-- What the task requires --
All lines with the word "this" must be pulled from the entries below.

-- Data shown --
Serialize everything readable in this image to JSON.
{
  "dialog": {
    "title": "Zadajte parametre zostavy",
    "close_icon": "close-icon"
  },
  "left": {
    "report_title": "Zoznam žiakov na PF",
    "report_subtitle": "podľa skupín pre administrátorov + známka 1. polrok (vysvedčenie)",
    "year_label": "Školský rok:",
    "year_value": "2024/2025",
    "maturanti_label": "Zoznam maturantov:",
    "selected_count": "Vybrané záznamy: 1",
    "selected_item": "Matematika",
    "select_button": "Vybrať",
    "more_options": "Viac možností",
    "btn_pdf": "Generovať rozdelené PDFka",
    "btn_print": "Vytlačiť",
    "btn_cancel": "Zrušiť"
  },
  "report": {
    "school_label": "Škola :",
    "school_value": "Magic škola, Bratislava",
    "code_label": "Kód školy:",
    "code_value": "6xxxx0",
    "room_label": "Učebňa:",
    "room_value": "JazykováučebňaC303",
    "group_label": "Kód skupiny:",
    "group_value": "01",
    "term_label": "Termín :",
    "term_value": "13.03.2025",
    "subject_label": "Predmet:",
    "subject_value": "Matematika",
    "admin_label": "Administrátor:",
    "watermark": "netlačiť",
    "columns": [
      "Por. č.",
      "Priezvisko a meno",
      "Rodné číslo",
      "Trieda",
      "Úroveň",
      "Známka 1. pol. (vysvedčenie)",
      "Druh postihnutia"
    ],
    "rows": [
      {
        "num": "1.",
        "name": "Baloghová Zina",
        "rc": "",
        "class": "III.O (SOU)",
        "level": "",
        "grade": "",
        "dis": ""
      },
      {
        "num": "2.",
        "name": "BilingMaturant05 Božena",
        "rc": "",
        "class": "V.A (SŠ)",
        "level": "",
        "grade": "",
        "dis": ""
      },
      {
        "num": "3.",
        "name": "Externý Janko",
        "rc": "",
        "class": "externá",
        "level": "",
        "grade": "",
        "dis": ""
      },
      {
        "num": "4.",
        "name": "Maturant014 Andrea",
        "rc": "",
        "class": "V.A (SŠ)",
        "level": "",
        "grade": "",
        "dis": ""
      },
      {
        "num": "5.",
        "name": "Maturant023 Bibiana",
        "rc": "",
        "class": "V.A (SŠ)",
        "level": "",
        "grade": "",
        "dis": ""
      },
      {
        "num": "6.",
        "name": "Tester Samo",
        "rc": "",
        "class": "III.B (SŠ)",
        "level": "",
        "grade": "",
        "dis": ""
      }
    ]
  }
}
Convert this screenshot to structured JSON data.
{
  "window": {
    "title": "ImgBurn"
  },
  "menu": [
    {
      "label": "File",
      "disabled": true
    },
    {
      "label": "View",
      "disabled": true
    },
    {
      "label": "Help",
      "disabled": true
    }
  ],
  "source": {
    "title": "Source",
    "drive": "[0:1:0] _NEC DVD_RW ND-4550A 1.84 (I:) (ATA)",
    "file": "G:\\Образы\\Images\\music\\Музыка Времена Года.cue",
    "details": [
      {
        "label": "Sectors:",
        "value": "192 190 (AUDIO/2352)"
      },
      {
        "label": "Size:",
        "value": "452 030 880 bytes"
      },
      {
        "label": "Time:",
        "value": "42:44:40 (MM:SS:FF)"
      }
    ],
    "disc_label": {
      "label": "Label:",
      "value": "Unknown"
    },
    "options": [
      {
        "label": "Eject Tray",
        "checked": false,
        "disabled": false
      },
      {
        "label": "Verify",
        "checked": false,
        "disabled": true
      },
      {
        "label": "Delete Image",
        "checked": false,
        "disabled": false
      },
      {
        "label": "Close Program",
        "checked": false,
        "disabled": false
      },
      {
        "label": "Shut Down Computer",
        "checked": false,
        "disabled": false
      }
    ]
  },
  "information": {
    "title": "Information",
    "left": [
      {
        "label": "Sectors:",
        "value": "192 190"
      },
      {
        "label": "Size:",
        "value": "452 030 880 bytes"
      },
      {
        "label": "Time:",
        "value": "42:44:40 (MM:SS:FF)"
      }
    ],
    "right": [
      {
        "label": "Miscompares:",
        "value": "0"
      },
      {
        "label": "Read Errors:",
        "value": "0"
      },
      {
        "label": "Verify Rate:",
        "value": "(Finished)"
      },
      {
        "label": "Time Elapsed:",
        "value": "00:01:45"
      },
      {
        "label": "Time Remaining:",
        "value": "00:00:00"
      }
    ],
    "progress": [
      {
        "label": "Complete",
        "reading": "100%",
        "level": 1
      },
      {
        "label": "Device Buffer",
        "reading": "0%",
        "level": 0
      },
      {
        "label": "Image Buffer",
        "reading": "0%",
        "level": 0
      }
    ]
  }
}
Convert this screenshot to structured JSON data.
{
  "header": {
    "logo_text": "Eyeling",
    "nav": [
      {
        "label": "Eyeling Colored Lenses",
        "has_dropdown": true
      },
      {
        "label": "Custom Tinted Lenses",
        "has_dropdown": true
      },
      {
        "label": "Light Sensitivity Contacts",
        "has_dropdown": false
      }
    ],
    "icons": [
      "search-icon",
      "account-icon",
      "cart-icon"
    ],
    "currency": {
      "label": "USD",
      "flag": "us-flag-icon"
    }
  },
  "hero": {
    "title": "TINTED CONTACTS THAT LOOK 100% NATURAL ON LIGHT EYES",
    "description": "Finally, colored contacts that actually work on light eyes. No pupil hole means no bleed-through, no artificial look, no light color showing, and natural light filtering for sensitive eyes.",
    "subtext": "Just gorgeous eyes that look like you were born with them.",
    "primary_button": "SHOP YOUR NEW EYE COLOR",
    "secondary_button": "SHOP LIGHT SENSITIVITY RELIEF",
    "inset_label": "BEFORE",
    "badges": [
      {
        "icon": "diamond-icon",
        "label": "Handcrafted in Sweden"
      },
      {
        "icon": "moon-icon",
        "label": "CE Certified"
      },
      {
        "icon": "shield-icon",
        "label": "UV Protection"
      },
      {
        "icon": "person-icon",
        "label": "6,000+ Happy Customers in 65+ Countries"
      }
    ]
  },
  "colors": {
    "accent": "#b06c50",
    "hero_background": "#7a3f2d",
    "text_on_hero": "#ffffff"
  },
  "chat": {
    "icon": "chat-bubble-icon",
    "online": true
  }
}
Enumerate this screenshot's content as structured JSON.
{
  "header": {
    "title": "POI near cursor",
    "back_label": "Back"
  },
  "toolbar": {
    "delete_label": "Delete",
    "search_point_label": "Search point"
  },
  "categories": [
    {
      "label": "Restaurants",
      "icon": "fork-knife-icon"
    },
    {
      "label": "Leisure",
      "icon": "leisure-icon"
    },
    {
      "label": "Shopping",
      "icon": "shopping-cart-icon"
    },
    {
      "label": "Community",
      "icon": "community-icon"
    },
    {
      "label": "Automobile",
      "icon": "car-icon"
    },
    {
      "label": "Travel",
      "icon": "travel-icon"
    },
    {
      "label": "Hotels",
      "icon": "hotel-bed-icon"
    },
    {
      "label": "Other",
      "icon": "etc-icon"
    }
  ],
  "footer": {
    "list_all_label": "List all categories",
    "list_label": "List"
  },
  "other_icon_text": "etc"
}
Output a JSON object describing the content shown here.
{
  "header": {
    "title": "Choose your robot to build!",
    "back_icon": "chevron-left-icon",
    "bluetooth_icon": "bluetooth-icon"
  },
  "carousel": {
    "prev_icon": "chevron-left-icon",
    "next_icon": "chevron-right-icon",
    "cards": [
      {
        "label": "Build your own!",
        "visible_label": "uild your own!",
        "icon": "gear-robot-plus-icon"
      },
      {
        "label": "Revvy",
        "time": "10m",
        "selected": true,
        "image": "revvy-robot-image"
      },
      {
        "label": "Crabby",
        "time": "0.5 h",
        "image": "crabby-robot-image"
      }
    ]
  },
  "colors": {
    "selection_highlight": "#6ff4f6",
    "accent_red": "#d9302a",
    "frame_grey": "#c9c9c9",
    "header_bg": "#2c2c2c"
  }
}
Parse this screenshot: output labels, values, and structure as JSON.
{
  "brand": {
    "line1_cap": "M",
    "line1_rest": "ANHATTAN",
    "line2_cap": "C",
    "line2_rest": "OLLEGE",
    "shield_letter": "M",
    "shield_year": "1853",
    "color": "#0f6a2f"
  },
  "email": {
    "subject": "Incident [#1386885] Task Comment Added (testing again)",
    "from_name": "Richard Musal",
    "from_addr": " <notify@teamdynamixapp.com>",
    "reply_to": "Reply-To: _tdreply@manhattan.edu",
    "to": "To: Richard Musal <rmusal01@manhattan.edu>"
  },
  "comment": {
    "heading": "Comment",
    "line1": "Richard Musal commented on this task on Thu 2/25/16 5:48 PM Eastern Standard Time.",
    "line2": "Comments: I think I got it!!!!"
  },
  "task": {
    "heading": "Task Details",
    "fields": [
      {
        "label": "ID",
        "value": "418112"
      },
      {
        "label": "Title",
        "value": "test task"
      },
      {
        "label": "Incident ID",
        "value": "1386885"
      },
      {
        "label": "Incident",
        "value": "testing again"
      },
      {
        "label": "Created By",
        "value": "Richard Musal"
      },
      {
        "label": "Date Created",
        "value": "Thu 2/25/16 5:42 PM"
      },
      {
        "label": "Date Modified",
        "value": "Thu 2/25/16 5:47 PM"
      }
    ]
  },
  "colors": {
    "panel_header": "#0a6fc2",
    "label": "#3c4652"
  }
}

-- Task response --
Serialize everything readable in this image to JSON.
Convert this screenshot to structured JSON data.
Convert this screenshot to structured JSON data.
Enumerate this screenshot's content as structured JSON.
Parse this screenshot: output labels, values, and structure as JSON.
    "line1": "Richard Musal commented on this task on Thu 2/25/16 5:48 PM Eastern Standard Time.",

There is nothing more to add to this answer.